Americans in West Berlin, 1945-1994

The History of an Imagined Community

Completed associated PhD project

My study aims to question the popular myth of an alleged ‘special relationship’ between the United States and West Berlin after the Second World War by taking a closer look at local troop-community relations. Who supported contacts between military personnel and the local population? What was their motivation? Where did Germans and Americans meet by chance? This study seeks to re-evaluate German-American relations by focussing on the most symbolic city of the Cold War. Based on several case studies, this project analyses how and why the Western Sectors turned into ‘America’s Berlin’ and what kind of developments challenged this imagined community over the years. By analysing how the State Department, the US Army and the Berlin Senate attempted to interpret, influence and regulate German-American encounters, I will show how different policies and military strategies as well as changing cultural values and concepts of security shaped the life of Americans and Germans in West Berlin.
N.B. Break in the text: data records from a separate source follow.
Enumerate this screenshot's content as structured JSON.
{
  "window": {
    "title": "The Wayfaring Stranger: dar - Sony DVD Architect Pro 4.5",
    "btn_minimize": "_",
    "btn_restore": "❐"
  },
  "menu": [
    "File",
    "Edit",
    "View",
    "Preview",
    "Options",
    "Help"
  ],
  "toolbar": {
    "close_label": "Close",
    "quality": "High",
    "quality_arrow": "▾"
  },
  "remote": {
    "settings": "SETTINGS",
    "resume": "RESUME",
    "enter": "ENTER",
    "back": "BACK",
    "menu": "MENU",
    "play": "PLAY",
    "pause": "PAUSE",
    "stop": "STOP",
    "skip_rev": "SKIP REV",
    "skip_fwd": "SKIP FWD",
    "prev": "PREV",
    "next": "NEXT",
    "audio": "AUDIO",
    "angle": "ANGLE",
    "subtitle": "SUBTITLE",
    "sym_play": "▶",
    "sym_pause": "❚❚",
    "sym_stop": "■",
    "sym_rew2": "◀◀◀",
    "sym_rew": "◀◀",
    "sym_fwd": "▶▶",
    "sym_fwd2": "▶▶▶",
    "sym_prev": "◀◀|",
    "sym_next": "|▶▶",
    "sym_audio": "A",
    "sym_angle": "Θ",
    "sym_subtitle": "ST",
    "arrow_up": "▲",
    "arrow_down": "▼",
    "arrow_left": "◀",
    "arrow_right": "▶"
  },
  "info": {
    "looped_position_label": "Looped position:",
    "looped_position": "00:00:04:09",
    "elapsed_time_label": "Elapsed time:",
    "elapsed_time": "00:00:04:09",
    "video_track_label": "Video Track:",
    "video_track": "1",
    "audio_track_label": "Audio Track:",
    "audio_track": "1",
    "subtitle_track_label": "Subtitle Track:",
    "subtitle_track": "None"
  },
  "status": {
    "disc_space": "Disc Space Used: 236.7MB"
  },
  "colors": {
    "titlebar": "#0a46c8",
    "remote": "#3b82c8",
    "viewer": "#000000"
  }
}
Dr. Stefanie Eisenhuth

Leibniz Centre for Contemporary History Potsdam
Am Neuen Markt 1
14467 Potsdam

Office: Am Neuen Markt 1, room 0.30
Phone.: 0331/28991-31
Fax: 0331/28991-40

Email: eisenhuth [at] zzf-potsdam.de

Forschung

Americans in West Berlin, 1945-1994

The History of an Imagined Community

Completed associated PhD project

My study aims to question the popular myth of an alleged ‘special relationship’ between the United States and West Berlin after the Second World War by taking a closer look at local troop-community relations. Who supported contacts between military personnel and the local population? What was their motivation? Where did Germans and Americans meet by chance? This study seeks to re-evaluate German-American relations by focussing on the most symbolic city of the Cold War. Based on several case studies, this project analyses how and why the Western Sectors turned into ‘America’s Berlin’ and what kind of developments challenged this imagined community over the years. By analysing how the State Department, the US Army and the Berlin Senate attempted to interpret, influence and regulate German-American encounters, I will show how different policies and military strategies as well as changing cultural values and concepts of security shaped the life of Americans and Germans in West Berlin.

Dr. Stefanie Eisenhuth

Leibniz Centre for Contemporary History Potsdam
Am Neuen Markt 1
14467 Potsdam

Office: Am Neuen Markt 1, room 0.30
Phone.: 0331/28991-31
Fax: 0331/28991-40

Email: eisenhuth [at] zzf-potsdam.de

Forschung